The mountains to the left of me stretch to the horizon, merging with the dry veld in front of me. The view is truly stunning. Leopards, various buck and baboons clamber over the rocks of the various kopje’s that are scattered high behind me. This is Ghaub in the Otavi Mountain Conservancy, Central Namibia. It’s now a guest farm with a view to remember and a very poignant history.
Ghaub used to be a mission station. Started in 1895 with the aim of reaching the Bergdamara and Hai communities, this Rhenish Mission was established in what must have been a very tough assignment. Walking around today, you can still see the humble mission origins of the buildings. Although of course they have been significantly upgraded.
The shame is that within 25 years of the establishment of the mission station at Ghaub, land was already being sold off and eventually in 1968 the mission came to an end. You can read more about the history here.
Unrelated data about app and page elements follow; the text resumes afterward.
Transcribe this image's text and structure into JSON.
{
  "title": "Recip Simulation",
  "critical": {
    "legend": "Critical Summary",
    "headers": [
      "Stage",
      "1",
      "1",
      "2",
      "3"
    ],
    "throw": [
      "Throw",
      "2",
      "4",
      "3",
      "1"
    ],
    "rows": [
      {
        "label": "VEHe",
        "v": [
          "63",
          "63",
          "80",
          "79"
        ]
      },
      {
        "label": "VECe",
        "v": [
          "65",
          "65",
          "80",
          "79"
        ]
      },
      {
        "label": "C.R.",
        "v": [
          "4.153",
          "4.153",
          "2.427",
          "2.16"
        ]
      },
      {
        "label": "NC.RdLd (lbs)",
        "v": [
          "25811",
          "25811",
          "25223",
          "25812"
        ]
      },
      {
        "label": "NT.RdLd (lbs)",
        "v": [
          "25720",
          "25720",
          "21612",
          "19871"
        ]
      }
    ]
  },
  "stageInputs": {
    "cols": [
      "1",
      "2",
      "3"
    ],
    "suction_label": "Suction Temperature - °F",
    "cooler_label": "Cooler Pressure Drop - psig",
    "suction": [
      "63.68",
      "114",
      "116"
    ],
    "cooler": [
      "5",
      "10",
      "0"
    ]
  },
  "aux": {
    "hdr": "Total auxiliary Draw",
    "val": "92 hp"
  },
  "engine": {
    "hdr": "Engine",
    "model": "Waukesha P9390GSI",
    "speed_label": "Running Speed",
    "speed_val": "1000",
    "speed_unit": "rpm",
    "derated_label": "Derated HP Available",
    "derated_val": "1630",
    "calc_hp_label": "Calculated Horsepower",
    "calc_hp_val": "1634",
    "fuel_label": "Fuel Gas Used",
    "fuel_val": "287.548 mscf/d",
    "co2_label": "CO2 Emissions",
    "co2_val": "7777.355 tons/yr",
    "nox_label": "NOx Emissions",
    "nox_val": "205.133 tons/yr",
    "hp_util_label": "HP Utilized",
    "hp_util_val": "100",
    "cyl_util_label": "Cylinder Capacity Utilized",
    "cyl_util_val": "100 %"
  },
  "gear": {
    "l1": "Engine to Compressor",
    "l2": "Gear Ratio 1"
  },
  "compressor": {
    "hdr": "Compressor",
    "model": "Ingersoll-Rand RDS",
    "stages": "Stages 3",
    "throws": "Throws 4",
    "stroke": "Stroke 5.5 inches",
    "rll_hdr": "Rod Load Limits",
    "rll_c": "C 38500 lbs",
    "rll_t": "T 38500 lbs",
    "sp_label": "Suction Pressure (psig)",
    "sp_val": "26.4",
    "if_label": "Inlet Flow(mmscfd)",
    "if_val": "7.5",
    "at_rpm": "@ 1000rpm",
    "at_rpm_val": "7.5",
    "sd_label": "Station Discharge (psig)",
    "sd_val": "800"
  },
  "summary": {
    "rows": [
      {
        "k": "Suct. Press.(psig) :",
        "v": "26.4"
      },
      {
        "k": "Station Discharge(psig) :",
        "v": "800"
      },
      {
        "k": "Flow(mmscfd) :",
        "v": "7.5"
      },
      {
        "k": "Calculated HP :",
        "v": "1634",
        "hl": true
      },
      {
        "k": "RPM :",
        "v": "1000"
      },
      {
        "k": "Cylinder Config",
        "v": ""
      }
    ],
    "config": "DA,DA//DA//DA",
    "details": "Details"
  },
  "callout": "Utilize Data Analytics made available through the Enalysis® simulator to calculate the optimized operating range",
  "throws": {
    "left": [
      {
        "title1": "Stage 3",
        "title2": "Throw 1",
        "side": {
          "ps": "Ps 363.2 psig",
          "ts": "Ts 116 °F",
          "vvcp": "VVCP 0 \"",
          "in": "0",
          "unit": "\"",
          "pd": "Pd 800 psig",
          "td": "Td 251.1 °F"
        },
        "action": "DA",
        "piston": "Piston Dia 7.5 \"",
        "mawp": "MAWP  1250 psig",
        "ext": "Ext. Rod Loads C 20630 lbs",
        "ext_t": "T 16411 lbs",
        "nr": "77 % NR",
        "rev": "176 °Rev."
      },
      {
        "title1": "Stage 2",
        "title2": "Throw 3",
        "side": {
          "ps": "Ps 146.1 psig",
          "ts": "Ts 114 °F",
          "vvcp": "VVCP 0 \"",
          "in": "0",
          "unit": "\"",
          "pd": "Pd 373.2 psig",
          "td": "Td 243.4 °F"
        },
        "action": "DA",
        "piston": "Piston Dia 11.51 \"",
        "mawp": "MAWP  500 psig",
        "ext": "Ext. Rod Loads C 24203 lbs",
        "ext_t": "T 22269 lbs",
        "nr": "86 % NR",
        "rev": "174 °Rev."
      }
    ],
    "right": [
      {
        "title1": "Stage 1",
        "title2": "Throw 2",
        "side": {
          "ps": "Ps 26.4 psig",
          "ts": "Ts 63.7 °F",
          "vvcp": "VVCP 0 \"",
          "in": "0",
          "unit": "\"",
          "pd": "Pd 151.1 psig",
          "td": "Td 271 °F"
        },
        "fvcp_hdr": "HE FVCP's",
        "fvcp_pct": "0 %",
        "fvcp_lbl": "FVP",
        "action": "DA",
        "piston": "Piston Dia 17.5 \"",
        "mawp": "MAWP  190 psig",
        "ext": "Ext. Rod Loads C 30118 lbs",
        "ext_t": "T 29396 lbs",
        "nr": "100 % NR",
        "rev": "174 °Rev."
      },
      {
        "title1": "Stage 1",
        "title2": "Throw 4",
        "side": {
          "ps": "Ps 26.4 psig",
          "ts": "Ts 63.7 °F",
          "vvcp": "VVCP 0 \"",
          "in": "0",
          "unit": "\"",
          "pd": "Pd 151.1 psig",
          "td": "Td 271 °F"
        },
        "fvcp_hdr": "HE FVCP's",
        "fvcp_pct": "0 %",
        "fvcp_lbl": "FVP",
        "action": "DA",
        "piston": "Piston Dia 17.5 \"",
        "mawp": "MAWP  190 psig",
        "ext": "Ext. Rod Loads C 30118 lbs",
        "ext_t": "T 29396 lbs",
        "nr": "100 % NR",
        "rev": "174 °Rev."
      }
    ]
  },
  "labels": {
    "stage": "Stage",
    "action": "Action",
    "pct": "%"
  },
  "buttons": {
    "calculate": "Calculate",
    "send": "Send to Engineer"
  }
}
Walking with my children on the vast farm, we came across the old mission graveyard. As they ran on ahead, I was left alone to savour the considerable silence and vista. Over a few minutes I was overcome with a great sadness. Here lay children who had died of malaria and missionaries who had given their lives. All of them in unmarked graves with small piles of quartzite stone arranged as a simple headstone.
What had they achieved? 120 years after they began, the answer was they had built a guest house. The Bergdamara and Hai communities didn’t settle on the land, today it is all commercial farms. In short they gave their lives for seemingly not much at all.
Yet, it wouldn’t have felt like it. I’m sure it was very tough, I know Africa enough to realise that. I can imagine though the sense of pride, thankfulness and achievement that must of accompanied the establishment of the mission buildings and operation. These were true pioneers in almost every sense of the word. Standing there however, I can’t help that they fell for a lie that still shapes so much in mission, aid and in the wider church today.
To put it simply, they believed the modernist notion that infrastructure, buildings, “stuff”, would be the transformative element within the people they wanted to reach. Not quite “build it and they will come”, but not far off.
If they could see their efforts today, a lovely guest farm, I wonder how they would feel?
They are not the only ones.
There are many churches who in an effort to re-invent themselves change the physical structure of their building. Their assumption is that if we make our building more accessible to the community, then they will come and they will be transformed. We end up with a plethora of sports halls and multi function buildings with mainly crèche and child care being provided. We have a few cafes thrown in too. The buildings themselves are not the problem, although they do cost an awful lot of money, it is our view of the mission God has given us. Mission is meant to be with people where they are, not with us where we are. The direction is wholly wrong. That’s quite a costly mistake to make. In terms of people it is wholly disastrous. The church mainly sits and waits for people to come………… and spends a lot of money doing it
I’m not for one minute saying we shouldn’t serve people, a cafe is a good idea, so is helping people with their children, but let’s go and do it in the heart of the community. Let’s spend our cash on that instead. I bet that way we will bring the truth and love of God to far more people.
History is littered with lessons like that in Ghaub. We have cathedrals and church buildings that cost a small fortune to keep. The tourist attraction is a witness people say. I’m yet to meet anyone who had their life changed via a stained glass window. There are other buildings that have become offices, mosques or even simply demolished. In Manchester I even remember an old temperance hall that was now a pub….. What irony!
Mission is the same. There are thousands of buildings built in an effort to transform Africa. Orphanages, child care centres, schools, everything you can think of. I know I’ve done it! I wonder however, if this really transforms anything at all? Is it the same lie that we are falling for. A simple case, transforming people equates to providing buildings. From the African side, there is a thirst for development and buildings satisfy that thirst. They can be status symbols both for the community and more sadly the organisation that built them.
I wonder what we will look back on in 25 years time and see? A litany of neglected buildings (they’ll be ruins here in Africa) and re-appropriated churches? There’s a great rush to build churches in Africa, and yet I don’t see the same rush to transform people, especially in the remote areas.
The lesson for me is to always prioritise people. Instead of believing that physical structure is the key item in transformation, let’s go wild and build real community with real people in the heart of real places. Let’s be sure that we take God with us too. Of course, sometimes a building will help. It is very much a means to an end, but they are not the integral item that we think they are and very often our money would be better spent elsewhere.
Our lives in Christ have the very real power to transform society. When we speak we can speak the words of Jesus to people. When we act, we can bring his love directly to people.
Standing in Otavi I cannot think for one minute why we would want to do anything else. Looking past the graves of those brave pioneers, past the quartz stone piles to the mountains beyond, I yearn for reality and a cutting edge in the mission that I’m involved in. I certainly don’t want people to look back in years to come and wonder what all the fuss was about, or stay in a building that was once my office. I don’t want to spend my life making stuff that simply wears out. I want to build love and eternity in real people.
There is a lesson to be learnt from Otavi. I hope that we are listening.